Task goal: Leaving out the pictures, output each record exactly as it stands.

┌──

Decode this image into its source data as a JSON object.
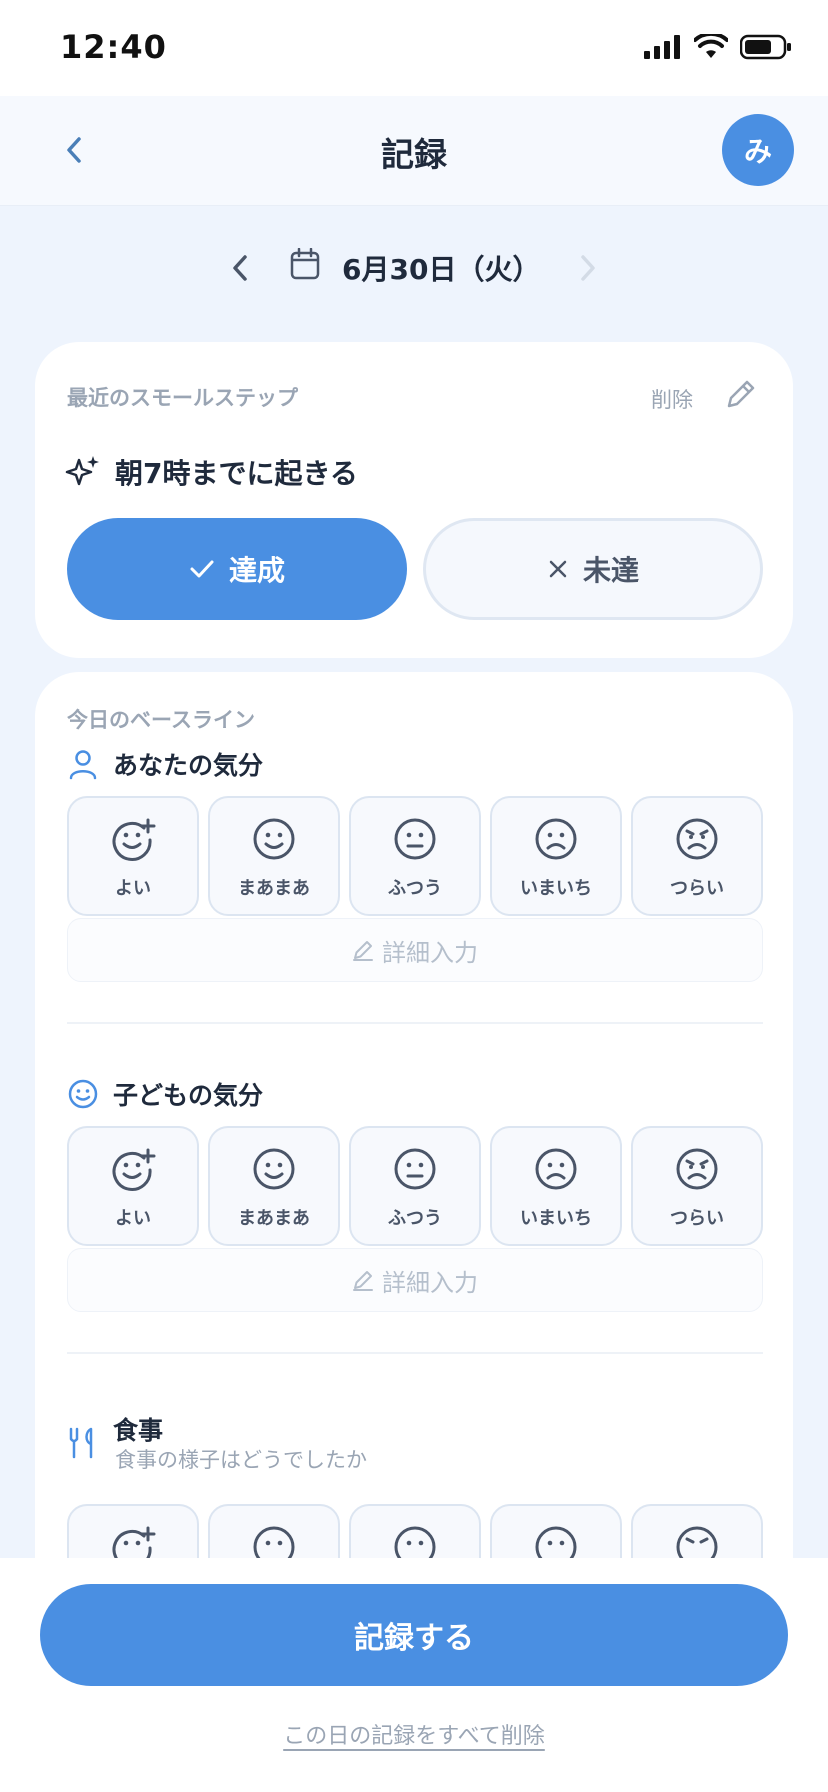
{
  "status_bar": {
    "time": "12:40"
  },
  "header": {
    "title": "記録",
    "avatar_initial": "み"
  },
  "date_nav": {
    "date": "6月30日（火）"
  },
  "small_step": {
    "section_label": "最近のスモールステップ",
    "delete_label": "削除",
    "title": "朝7時までに起きる",
    "achieved_label": "達成",
    "missed_label": "未達",
    "selected": "achieved"
  },
  "baseline": {
    "section_label": "今日のベースライン",
    "your_mood": {
      "title": "あなたの気分",
      "options": [
        "よい",
        "まあまあ",
        "ふつう",
        "いまいち",
        "つらい"
      ],
      "detail_label": "詳細入力"
    },
    "child_mood": {
      "title": "子どもの気分",
      "options": [
        "よい",
        "まあまあ",
        "ふつう",
        "いまいち",
        "つらい"
      ],
      "detail_label": "詳細入力"
    },
    "meal": {
      "title": "食事",
      "subtitle": "食事の様子はどうでしたか"
    }
  },
  "footer": {
    "record_label": "記録する",
    "delete_all_label": "この日の記録をすべて削除"
  },
  "colors": {
    "accent": "#4a8fe2",
    "text": "#1f2a3c",
    "muted": "#9aa5b4",
    "background": "#eef4fd"
  }
}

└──

Response box:
Decode this image into its source data as a JSON object.
{
  "status_bar": {
    "time": "12:40"
  },
  "header": {
    "title": "記録",
    "avatar_initial": "み"
  },
  "date_nav": {
    "date": "6月30日（火）"
  },
  "small_step": {
    "section_label": "最近のスモールステップ",
    "delete_label": "削除",
    "title": "朝7時までに起きる",
    "achieved_label": "達成",
    "missed_label": "未達",
    "selected": "achieved"
  },
  "baseline": {
    "section_label": "今日のベースライン",
    "your_mood": {
      "title": "あなたの気分",
      "options": [
        "よい",
        "まあまあ",
        "ふつう",
        "いまいち",
        "つらい"
      ],
      "detail_label": "詳細入力"
    },
    "child_mood": {
      "title": "子どもの気分",
      "options": [
        "よい",
        "まあまあ",
        "ふつう",
        "いまいち",
        "つらい"
      ],
      "detail_label": "詳細入力"
    },
    "meal": {
      "title": "食事",
      "subtitle": "食事の様子はどうでしたか"
    }
  },
  "footer": {
    "record_label": "記録する",
    "delete_all_label": "この日の記録をすべて削除"
  },
  "colors": {
    "accent": "#4a8fe2",
    "text": "#1f2a3c",
    "muted": "#9aa5b4",
    "background": "#eef4fd"
  }
}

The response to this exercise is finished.